Jim Duffy: Lottery winners should share out the benefit

A change of tack at the National Lottery reflects a growing recognition that good fortune should be shared says Jim Duffy

National Lottery presenters Gordon Kennedy and Anthea Turner ahead of the first ever draw taking place in 1994.
National Lottery presenters Gordon Kennedy and Anthea Turner ahead of the first ever draw taking place in 1994.

Pink Floyd was an amazing group of artists that really pushed the boundaries in music. I recall listening to the album, Dark Side of the Moon. It really blew me away and gave me a new perspective on music. One of the tracks on this album is called Money. The lyrics are enlightening and paint a picture of greed with all the trappings that money can buy. But, as we know Money is not everything and while necessary in this society, it has become associated with some pretty nasty characters. Even looking at movies like Wall Street, where Michael Douglas plays Gordon Gekko, money is seen as not so much an enabler as a disabler of human beings and the human spirit. The modern day Gekko is Bobby Axelrod in the box set - Billions. I will not spoil it for you, but the stuff that he gets up to is pretty mind boggling and highlights his moral turpitude. And money makes it all possible. So that is why I am so glad that the National Lottery has changed how it markets itself.

When the National Lottery operated by Camelot first surfaced back in 1994, the first two draws were guaranteed jackpots of £10 million. The Prime Minister at the time - John Major, yes the grey puppet man in Spitting Image - launched the National Lottery. Since then, it has created thousands of millionaires and paid out billions in winnings. The average lottery winner buys 4.5 new cars, while 10 per cent buy more that ten cars. This is nothing compared to some of the purchases and opulent lifestyles that have taken place as a result of getting six numbers correct on a Wednesday or Saturday evening. But the National Lottery itself appears to be looking at the filthy rich, buy-what-they-want and have-what-they-want stereotypes we see in the redtops.

When the National Lottery marketed to us, and boy did it market to us, the rhetoric was all about the focus on you - yes you. “It could be you” was focused on the individual winning that obscene amount of money that would be life-changing. Yes, if I won, then it was all about me and how that cash would change my life and make it better for me. Screw anyone else as I would move to a castle, have a chauffeur who would drive my Rolls Royce Phantom and basically I would be my own centre of attention in whatever I wanted to do.

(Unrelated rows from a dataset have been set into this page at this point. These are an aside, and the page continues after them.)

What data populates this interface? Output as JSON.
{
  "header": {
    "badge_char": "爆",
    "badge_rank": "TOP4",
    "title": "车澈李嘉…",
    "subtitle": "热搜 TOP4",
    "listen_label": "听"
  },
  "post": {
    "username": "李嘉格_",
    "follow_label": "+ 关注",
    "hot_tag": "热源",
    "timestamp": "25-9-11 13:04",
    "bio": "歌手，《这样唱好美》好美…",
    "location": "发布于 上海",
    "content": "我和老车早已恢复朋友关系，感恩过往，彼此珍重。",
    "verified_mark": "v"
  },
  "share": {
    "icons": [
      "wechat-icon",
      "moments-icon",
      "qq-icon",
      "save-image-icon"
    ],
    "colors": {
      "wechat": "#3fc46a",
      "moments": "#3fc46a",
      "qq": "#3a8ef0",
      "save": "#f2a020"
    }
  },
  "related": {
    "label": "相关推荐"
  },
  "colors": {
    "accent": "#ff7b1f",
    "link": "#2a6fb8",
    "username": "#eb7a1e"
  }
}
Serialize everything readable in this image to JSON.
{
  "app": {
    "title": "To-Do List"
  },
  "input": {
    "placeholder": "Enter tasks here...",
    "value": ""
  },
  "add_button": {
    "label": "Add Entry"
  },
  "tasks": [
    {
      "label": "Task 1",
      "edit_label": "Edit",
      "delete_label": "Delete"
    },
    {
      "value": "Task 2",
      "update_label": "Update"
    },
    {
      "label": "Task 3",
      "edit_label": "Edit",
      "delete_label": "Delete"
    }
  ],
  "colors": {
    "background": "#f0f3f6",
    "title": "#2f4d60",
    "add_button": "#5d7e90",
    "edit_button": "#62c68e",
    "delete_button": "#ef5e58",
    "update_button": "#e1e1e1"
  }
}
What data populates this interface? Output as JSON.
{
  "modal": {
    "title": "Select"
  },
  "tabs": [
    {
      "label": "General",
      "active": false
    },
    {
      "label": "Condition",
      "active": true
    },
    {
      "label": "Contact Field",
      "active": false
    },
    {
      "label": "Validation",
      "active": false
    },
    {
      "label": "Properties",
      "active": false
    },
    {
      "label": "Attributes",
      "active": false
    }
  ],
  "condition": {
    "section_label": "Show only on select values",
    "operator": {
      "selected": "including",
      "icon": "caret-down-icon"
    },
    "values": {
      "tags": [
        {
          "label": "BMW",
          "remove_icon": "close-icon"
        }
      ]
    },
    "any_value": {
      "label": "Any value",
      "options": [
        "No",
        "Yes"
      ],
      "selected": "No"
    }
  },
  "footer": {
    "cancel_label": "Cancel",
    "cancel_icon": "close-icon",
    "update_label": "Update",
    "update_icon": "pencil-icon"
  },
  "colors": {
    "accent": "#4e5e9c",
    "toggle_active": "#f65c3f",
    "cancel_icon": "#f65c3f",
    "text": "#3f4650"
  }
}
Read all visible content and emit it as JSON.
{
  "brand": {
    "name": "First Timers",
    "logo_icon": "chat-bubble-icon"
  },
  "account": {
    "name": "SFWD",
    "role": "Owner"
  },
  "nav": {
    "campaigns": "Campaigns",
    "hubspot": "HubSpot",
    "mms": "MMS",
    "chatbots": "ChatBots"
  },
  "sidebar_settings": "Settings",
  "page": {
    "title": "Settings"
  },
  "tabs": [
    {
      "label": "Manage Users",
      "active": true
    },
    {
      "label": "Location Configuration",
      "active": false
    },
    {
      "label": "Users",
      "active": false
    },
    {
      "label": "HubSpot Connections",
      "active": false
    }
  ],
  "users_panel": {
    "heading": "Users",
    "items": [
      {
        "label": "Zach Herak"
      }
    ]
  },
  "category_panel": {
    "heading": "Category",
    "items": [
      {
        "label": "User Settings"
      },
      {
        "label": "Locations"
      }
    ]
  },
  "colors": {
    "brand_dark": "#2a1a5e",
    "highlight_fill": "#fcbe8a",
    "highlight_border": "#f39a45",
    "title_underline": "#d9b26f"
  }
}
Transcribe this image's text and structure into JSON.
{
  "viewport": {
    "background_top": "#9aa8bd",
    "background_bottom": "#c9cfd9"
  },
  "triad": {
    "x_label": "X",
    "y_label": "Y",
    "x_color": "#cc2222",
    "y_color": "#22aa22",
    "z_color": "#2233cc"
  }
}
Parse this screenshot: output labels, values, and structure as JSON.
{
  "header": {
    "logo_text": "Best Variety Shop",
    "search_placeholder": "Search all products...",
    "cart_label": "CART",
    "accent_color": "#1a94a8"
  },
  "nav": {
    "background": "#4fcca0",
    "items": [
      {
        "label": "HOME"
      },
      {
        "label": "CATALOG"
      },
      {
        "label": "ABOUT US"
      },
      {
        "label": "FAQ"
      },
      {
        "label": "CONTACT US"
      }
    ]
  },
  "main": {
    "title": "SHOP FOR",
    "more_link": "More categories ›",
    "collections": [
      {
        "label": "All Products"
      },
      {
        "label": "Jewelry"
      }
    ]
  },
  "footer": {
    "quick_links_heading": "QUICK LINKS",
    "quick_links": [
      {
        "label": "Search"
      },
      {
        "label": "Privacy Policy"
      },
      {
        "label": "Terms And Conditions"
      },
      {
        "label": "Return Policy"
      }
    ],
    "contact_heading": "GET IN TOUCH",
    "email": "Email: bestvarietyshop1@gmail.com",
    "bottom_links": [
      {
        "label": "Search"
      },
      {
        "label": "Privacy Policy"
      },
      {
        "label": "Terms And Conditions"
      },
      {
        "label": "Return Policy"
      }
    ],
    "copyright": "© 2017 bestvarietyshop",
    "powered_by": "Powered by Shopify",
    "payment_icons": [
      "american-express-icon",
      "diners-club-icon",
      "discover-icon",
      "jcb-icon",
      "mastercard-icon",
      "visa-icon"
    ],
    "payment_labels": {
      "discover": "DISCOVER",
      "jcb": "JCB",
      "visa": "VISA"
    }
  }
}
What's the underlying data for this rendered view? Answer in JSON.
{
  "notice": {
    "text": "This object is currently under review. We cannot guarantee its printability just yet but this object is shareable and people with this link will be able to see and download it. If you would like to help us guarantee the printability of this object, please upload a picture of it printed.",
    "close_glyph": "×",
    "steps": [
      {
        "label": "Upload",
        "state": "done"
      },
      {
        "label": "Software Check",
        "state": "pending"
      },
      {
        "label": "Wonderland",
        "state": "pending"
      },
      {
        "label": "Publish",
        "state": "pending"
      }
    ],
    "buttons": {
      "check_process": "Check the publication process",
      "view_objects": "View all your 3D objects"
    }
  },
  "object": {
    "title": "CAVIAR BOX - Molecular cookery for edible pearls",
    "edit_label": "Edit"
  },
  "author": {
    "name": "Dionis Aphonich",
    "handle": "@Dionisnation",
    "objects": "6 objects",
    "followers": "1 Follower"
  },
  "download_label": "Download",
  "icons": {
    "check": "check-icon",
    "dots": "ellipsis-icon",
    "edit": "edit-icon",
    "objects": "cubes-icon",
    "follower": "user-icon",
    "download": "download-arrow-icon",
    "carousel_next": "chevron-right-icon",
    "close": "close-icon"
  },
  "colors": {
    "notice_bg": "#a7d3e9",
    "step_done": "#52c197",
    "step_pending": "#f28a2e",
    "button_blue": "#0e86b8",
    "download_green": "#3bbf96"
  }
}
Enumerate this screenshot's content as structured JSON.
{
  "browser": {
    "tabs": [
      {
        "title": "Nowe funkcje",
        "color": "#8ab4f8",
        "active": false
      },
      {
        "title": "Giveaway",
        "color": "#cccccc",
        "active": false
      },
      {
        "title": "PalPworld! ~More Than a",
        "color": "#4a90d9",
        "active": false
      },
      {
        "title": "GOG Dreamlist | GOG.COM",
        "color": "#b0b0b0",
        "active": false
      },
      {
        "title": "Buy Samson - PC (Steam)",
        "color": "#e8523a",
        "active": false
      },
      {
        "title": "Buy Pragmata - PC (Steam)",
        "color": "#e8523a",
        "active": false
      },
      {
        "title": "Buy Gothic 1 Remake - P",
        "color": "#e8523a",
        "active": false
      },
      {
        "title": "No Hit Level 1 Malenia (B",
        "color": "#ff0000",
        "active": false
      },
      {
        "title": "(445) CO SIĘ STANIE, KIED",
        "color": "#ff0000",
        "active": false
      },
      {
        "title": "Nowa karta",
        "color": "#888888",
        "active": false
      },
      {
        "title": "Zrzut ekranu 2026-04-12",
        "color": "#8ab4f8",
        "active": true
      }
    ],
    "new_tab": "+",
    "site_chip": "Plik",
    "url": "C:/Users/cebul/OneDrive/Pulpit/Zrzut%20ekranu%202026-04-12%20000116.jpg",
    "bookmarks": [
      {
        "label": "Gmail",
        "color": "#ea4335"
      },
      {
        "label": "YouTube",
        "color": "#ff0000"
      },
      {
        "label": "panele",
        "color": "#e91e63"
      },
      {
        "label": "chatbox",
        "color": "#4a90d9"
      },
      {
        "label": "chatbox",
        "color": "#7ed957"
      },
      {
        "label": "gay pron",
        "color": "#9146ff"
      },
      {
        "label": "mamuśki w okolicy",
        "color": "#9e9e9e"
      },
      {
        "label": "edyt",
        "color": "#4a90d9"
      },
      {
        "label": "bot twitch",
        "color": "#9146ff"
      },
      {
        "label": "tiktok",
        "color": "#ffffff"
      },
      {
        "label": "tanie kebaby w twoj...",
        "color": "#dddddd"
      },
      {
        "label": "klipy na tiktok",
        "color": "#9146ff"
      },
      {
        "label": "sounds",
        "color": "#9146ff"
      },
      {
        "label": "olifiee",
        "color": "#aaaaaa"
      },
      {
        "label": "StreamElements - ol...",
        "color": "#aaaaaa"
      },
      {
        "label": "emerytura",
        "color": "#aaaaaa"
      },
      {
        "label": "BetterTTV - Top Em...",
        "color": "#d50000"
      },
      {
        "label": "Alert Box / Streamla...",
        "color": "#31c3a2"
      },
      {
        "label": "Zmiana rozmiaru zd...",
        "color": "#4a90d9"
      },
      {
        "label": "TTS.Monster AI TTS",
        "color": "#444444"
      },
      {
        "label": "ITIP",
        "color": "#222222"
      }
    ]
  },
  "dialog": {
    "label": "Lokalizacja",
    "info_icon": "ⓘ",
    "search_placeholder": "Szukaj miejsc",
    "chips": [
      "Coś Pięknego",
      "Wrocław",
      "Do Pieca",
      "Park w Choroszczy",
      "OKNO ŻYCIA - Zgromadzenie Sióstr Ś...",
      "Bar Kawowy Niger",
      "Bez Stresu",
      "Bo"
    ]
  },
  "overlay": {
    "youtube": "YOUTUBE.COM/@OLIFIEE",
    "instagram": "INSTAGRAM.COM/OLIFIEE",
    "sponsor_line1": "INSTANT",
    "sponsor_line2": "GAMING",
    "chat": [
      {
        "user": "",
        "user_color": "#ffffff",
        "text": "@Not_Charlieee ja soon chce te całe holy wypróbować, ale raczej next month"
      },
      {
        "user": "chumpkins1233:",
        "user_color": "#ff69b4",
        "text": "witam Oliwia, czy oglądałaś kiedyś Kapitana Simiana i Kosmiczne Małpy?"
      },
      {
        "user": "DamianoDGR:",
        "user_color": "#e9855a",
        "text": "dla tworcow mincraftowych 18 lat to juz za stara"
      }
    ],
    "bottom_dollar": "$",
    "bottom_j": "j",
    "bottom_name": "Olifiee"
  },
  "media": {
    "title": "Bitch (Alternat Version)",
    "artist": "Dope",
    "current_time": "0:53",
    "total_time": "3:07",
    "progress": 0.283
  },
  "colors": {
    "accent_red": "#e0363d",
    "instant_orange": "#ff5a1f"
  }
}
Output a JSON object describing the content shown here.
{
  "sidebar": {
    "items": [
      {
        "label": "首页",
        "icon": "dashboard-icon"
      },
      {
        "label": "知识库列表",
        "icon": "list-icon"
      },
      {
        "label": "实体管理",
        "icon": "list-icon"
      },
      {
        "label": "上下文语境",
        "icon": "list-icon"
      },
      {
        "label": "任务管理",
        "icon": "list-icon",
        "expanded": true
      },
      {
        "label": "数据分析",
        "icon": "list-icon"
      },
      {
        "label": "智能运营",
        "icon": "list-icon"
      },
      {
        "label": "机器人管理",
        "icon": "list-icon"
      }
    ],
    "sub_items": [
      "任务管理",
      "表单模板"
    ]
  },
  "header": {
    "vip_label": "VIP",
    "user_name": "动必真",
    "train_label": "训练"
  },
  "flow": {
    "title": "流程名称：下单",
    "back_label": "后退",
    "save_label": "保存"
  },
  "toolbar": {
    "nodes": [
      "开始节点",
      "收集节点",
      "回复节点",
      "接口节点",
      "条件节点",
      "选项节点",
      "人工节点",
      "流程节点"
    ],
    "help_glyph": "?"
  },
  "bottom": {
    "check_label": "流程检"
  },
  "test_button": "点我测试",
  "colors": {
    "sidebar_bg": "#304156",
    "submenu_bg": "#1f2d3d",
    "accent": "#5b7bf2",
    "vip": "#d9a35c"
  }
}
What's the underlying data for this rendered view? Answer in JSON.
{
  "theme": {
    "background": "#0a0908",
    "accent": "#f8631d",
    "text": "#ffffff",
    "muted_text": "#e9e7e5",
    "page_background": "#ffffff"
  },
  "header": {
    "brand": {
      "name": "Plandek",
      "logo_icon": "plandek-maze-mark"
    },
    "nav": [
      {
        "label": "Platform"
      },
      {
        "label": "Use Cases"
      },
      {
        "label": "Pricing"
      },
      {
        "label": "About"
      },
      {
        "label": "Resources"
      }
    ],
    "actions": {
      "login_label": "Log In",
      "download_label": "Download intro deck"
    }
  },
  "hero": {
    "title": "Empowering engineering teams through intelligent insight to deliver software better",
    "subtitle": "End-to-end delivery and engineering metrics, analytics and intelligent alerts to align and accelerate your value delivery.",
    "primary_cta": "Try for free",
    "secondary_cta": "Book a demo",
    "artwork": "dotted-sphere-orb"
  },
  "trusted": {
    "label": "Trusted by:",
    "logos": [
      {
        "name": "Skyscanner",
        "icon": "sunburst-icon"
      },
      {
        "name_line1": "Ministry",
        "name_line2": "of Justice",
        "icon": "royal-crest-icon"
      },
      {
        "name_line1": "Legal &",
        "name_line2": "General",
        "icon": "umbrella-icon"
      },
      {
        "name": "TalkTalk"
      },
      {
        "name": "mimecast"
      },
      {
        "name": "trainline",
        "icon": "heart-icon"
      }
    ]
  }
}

Then the tone of voice changed as National Lottery sales dipped and it had to market harder. It then switched its guns to celebrities that we may class as “marmite”. The singer James Blunt, the celebrity Katie Price and the TV presenter Noel Edmunds were all used in a campaign of “pleasenotthem” with the relevant Twitter hashtag to boot. This was clever, but not strong enough to get me emotionally bought in to the National Lottery as a brand. But let’s make no mistake, this particular franchise is a business and has to make money, while doling it out. So it has to listen to its customer and reflect on what is going on in society. I truly believe it has, and I just love its new advertising slogan.

The National Lottery has perhaps come of age in its approach to why we would and should want to win huge amounts of cash. Not simply to stick up barriers from the poor people or buy a private island with jet skis and a private chef. Not simply to buy off politicians, hire well known DJs for the night and wear the same clothes as Taylor Swift or George Clooney. No, it is to share it with others and those we love.

That is the magic of winning the National Lottery of any huge amount of money. “Who wins if you win?” epitomises exactly what we could do so powerfully with money that is overwhelming.

I just love that and as I walk my dog each day I dream of who in my family and network I can reward and help. It doesn’t have to be jaw dropping amounts of cash. But enough to make them feel special and know that I care about them and what they have done for me.

I think the joys here would be just wonderful.

This new play by the National Lottery focuses the mind when buying a ticket. I’m not using it to ease the pain of simply having a few bob and getting by nicely. I’m not thinking about what car I can buy. No, I’m thinking about the difference I can make to others’ lives with the winnings.

So, what would you do? I challenge you to write down on a piece of paper what you would do with £10 million. Who would get a £10,000 thank-you for shaping who you are? A favourite teacher from school who inspires you? A nurse or career who went that extra mile to look after a sick relative?

Money in this regard can be seen as an enabler to the human spirit. It’s a different way of thinking and perhaps inspired by the millennials who see the world differently from how I was brought upon to see it, and how money is portrayed by Pink Floyd.